General Guidelines Regarding Products Exhibited for Sale at Farmers Markets and Curb Market (PDF)
Developed by the Food and Drug Protection Division of the NCDA&CS, this list of guidelines addressed baked goods, processed foods (such as canned goods), meat products and labeling.
21 CFR Part 110 (Code of Federal Regulations)
These regulations outline the Good Manufacturing Practices (GMPs) for preparing and packaging human food. Kitchen inspectors follow these guidelines to ensure sanitary standards are in place.
Online Guide for Food Processors in N.C.
This website is maintained by N.C. State University Department of Food, Nutrition and Bioprocessing. It includes numerous resources such as a schedule of upcoming workshops, FAQs, marketing assistance, Extension publications and a “Decision Tree” to help a new food entrepreneur follow the proper channels that will lead to a successful venture.
Community kitchens offer farmers, caterers and chefs an inexpensive place to create value-added food products. These facilities are inspected by the N.C. Department of Agriculture and Consumer Services, so products created in it can be sold to the public, unlike many food products created in your home.
- Anson County Community Kitchen (Wadesboro) (Opening in 2010)
- Blue Ridge Food Ventures (Candler)
- Piccata’s 909 (Morehead City)
- Piedmont Food and Agricultural Processing Center (Hillsborough) (Opening in 2010)
- Rockingham Community Kitchen (Rockingham)
- Stecoah Valley Food Ventures (Robbinsville)
Growing Asparagus in North Carolina for Direct Market
Carl Cantaluppi has been evaluating asparagus trials in North Carolina since 1994 and suggests that N.C. farmers will find asparagus to be a high-value, low-input specialty crop ideal for direct market.
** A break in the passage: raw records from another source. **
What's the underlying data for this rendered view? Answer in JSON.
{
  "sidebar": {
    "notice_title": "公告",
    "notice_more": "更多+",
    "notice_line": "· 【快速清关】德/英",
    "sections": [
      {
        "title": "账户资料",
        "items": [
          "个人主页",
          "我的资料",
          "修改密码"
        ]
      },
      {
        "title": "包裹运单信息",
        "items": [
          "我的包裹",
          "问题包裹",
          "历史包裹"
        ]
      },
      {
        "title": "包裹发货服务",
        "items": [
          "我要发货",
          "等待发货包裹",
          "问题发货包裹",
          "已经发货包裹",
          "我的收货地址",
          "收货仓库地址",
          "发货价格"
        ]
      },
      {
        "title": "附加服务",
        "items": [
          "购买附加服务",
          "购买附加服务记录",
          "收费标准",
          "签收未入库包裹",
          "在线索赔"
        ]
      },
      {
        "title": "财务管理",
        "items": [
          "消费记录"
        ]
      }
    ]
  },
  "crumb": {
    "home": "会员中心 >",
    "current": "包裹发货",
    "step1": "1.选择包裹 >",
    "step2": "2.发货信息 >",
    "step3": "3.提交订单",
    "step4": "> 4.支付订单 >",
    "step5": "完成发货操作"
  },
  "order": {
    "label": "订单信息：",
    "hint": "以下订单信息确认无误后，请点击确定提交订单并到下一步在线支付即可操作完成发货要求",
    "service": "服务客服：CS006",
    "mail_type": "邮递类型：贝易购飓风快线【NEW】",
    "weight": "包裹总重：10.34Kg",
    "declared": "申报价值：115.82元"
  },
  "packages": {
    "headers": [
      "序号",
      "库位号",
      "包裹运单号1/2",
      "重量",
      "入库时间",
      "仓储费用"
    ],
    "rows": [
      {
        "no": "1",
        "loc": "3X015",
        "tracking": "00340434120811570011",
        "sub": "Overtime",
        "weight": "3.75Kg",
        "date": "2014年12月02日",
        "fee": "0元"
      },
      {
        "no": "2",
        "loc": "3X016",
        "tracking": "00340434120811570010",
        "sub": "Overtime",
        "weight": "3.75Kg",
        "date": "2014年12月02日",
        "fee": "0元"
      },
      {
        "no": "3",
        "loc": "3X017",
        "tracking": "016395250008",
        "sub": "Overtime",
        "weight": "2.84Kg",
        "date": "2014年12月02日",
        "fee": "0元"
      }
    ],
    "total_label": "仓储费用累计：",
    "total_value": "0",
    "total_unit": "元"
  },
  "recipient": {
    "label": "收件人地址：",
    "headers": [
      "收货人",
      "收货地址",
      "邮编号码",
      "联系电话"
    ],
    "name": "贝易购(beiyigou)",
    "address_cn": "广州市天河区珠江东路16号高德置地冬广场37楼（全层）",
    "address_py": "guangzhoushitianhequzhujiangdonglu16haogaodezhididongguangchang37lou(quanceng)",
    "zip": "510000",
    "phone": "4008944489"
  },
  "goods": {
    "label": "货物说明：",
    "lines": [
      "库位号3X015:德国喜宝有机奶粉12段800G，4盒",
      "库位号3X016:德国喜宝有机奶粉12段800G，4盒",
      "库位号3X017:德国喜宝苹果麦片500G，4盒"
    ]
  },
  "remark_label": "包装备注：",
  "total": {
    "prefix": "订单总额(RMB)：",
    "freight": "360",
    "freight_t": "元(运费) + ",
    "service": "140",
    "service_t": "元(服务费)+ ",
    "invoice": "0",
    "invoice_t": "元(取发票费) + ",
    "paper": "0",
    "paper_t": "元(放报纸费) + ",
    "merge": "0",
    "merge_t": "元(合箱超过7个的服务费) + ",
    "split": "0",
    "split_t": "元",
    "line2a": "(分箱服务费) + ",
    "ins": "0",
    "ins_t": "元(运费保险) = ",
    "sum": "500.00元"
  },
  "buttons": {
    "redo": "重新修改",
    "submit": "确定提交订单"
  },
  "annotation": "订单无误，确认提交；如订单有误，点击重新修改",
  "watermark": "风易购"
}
Learn more about N.C. production methods and a few specialty options.
N.C. Asparagus Trial Report
This trial report includes data analysis of three harvest seasons collected from a replicated trial observing 13 cultivars grown in Roxboro, N.C. Recommendations are based on yield data. Also includes a list of Asparagus crown and seed sources.
Work Efficiency Tips
The Healthy Farmers, Healthy Profits Project is identifies work efficiency methods that improve health, safety and profits for nursery growers, dairy, fresh market vegetable producers and berry farmers. These are farm-tested ideas that save time and money.
Federal Food Assistance Programs
Electronic Benefits Transfer Primer: Bridging the Digital Divide; How to Bring Wireless EBT to Your Farmers Market
Following the implementation at Crescent City Market, this document includes information on how to become an authorized retailer, choosing a system and understanding the necessary equipment.
WIC Farmers Market Nutrition Program
The FMNP was established by Congress in 1992, to provide fresh, unprepared, locally grown fruits and vegetables to WIC participants, and to expand the awareness, use of and sales at farmers’ markets.
Senior Farmers Market Nutrition Program
The SFMNP provides low-income seniors with coupons that can be exchanged for eligible foods at farmers markets, roadside stands and community supported agriculture programs.
Food Stamps and Farmers, It’s a Win-Win. Farmers Toolkit for Accepting Electronic Food Stamps
Covers to basics of set up and implementation, plus advertising tips and success stories.
How to Set up an Electronic Food Stamp Redemption Program at your Farmers Market Without Using Electricity or Phone Lines
When USDA eliminated paper food stamps and went to the electronic benefits transfer system, farmers markets located in parking lots without access to electricity and telephone lines lost the ability to accept food stamps. Learn how to accept EBT cards using an on-site, cell-phone based system using wooden tokens (or paper certificates) valued at $1 each to capture food stamp sales.
EBT/Debit Supplemental Nutrition Assistance Program
This site, maintained by the Oregon Farmers Market Association, addresses the differences in service providers, EBT accounting, alternative currency options and handling market day transactions.
Frequently Asked Questions: EBT & Serving Food Stamp Customers
Questions addressed include, what is EBT and how does it work, to what can and cannot be purchased using EBT.